By Joe Marconi
Has any signed up or know of this product? "Truvideo"
BG has partnered with a company called Truvideo. The process allows you to take a short video of the car and document any issues. The video is then sent to the customer, either thru a text message or email. The tech or service advisor narrates the video. The customer can see on video things like worn brakes, worn tires, a leaking hose, etc.
I think that this has its place in the multipoint process. Below is a link for more information.
Has this ever happened to any of you?
We recently went out of our way to accommodate a customers' vehicle repair request. Though the customer was argumentative about pricing, hours charged, parts used etc, they ultimately agreed to the repairs. About an hour or so later, we receive notifications of several 0 or 1 star reviews on many social websites including Yelp, Google, Yahoo, Facebook....... you name it they had an account or made a new account to put their side of the story out there.
How would you handle this? Do you feel obligated to complete the said repair?
Thanks in advance for your thoughts and opinions.
How do you handle if a customer comes in a says their windshield wasn't cracked when they brought it in, have a blow out while driving a car, etc?

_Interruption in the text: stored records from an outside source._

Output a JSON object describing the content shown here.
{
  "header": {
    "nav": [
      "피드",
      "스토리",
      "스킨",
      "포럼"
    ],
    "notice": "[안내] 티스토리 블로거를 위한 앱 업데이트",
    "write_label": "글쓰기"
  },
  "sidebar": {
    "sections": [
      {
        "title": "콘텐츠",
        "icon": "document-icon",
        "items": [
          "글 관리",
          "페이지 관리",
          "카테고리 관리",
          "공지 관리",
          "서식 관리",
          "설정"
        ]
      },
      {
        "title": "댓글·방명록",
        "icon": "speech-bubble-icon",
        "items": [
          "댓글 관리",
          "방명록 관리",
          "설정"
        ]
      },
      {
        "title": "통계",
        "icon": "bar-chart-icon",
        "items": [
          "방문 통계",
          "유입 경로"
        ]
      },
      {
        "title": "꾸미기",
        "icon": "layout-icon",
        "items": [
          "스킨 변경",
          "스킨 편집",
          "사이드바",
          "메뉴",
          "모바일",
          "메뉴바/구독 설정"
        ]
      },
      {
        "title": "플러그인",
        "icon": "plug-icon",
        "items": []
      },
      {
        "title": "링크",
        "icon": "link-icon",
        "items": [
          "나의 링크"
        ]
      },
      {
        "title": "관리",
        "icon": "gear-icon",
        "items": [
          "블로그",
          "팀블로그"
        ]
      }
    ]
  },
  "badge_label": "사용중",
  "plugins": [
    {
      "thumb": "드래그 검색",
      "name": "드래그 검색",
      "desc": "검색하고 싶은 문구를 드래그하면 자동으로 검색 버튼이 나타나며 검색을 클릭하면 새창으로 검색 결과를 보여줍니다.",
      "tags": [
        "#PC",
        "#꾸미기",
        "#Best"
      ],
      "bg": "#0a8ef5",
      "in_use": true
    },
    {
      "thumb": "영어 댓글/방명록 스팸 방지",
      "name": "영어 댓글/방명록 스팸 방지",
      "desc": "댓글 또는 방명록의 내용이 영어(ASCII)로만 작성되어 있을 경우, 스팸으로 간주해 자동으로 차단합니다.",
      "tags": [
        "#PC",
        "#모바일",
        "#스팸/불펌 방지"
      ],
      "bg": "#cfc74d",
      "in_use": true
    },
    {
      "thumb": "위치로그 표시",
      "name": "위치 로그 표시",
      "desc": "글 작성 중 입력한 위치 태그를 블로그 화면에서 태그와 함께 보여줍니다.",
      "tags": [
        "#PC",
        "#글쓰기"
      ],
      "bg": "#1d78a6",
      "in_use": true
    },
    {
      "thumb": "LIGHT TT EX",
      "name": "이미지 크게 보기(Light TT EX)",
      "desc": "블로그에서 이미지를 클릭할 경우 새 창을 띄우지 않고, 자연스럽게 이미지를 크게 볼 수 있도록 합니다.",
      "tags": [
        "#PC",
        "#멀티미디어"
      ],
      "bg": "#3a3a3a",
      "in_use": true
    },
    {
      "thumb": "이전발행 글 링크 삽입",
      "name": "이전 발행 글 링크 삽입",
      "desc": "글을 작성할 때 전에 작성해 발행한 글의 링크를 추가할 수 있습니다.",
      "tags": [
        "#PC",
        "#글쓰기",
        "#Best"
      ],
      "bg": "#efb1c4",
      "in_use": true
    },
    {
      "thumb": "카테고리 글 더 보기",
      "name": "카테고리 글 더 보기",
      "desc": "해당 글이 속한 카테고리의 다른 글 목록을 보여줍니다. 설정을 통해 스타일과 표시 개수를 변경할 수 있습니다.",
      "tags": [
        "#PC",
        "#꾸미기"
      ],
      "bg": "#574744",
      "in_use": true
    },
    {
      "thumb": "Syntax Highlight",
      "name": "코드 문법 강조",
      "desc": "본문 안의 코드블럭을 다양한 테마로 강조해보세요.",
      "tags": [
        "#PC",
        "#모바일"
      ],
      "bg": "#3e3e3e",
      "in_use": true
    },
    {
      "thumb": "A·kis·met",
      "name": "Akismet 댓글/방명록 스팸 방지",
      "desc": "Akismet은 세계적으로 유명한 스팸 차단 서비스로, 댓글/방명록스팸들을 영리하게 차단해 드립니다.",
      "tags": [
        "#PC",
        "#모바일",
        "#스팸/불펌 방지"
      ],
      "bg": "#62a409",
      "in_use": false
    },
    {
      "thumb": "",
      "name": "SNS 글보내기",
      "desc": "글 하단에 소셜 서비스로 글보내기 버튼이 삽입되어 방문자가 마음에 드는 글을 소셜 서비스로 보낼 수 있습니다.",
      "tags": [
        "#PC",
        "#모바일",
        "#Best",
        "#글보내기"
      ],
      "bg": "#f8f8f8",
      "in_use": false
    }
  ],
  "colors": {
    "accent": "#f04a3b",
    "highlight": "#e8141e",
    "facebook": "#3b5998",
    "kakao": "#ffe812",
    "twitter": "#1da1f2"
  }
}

my techs are noting this on our courtesy inspection if they see any damage prior to service. Today I had a customer return they told me their windshield was cracked on one side when they brought it in but not on the other. I explained to her that we notate all damage and I would be happy to review our security cameras to check. Check the footage and have a clear shot of the tech pulling up with no crack after the repairs. The windshield was replaced earlier this year and the quality is below par as they didn't reinstall the hood trim at the corners of the hood and windshield. My guess is it was cracked at the corner at installation and with the weather changes this week it cracked. This is the first time this customer has been in since 2015. We also have a clause on our invoices that we aren't responsible for fire, theft, articles left in vehicles, any damage or acts of God.
Weve only had this come up a few times over 16 years but wanted everyone's opinion on how you would handle.

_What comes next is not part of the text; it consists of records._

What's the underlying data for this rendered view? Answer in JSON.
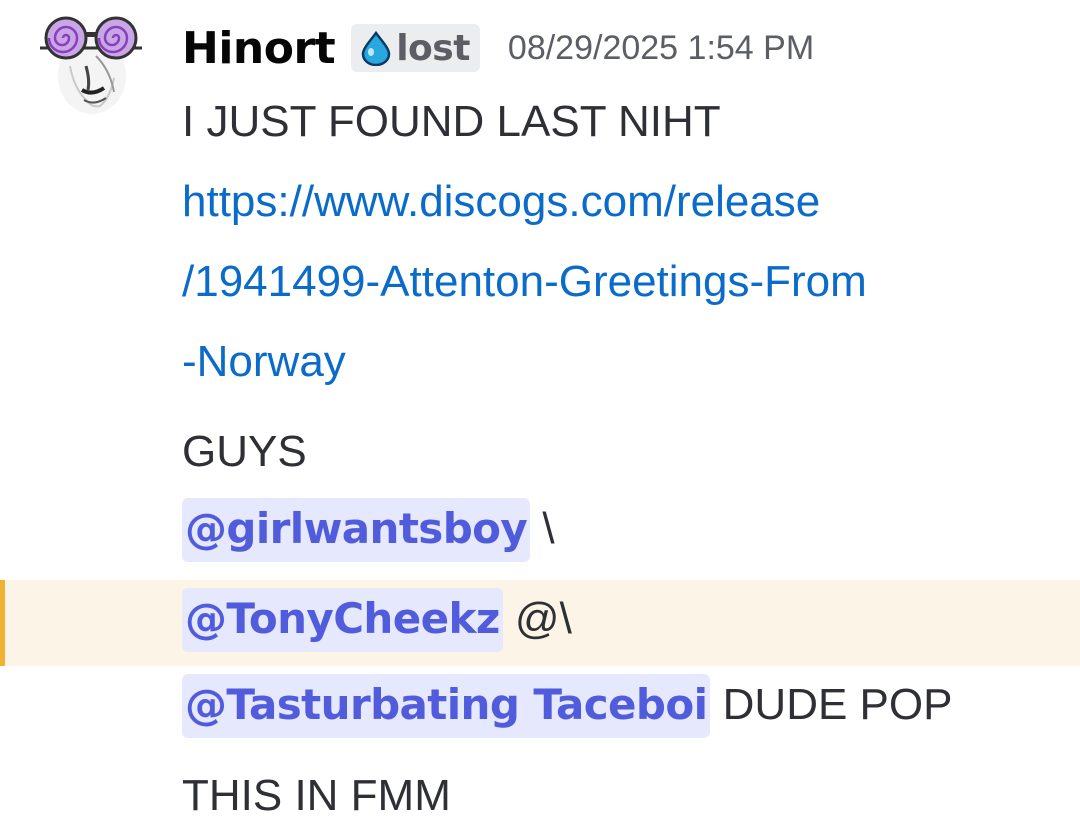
{
  "message": {
    "author": {
      "username": "Hinort",
      "avatar_icon": "swirl-glasses-face-avatar",
      "role_tag": {
        "icon": "water-drop-icon",
        "label": "lost",
        "icon_color": "#29a8e0"
      }
    },
    "timestamp": "08/29/2025 1:54 PM",
    "lines": {
      "line1": "I JUST FOUND LAST NIHT",
      "link_line1": "https://www.discogs.com/release",
      "link_line2": "/1941499-Attenton-Greetings-From",
      "link_line3": "-Norway",
      "guys": "GUYS",
      "mention1": "@girlwantsboy",
      "after_mention1": " \\",
      "mention2": "@TonyCheekz",
      "after_mention2": " @\\",
      "mention3": "@Tasturbating Taceboi",
      "after_mention3": " DUDE POP",
      "last_line": "THIS IN FMM"
    }
  },
  "colors": {
    "link": "#0b6bcb",
    "mention_text": "#505cdc",
    "mention_bg": "#e6e8fd",
    "highlight_bg": "#fcf4e7",
    "highlight_bar": "#f0b232"
  }
}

I was wondering how many shops charge for everything that goes into a repair? For example, zip ties, dielectric grease, clamps, bulbs, fuses, heat shrink , butt connectors, etc. It seems to me some shops have a "shop supplies" charge and let it go at that. Other shops do a great job of getting everything on the invoice and then also have a "job supplies" ( not shop supplies, because it is for the job, not shop ) to cover consumables. Of the shops that are getting everything on the invoice, what is your advice on making that happen? How do you do it?
I am looking for shops that implemented or improved their inspection process. What made you decide to take action? How did you make the change? What result were achieved? There are so many shops that think they need more car count, when what they really need is to MAKE the cars count.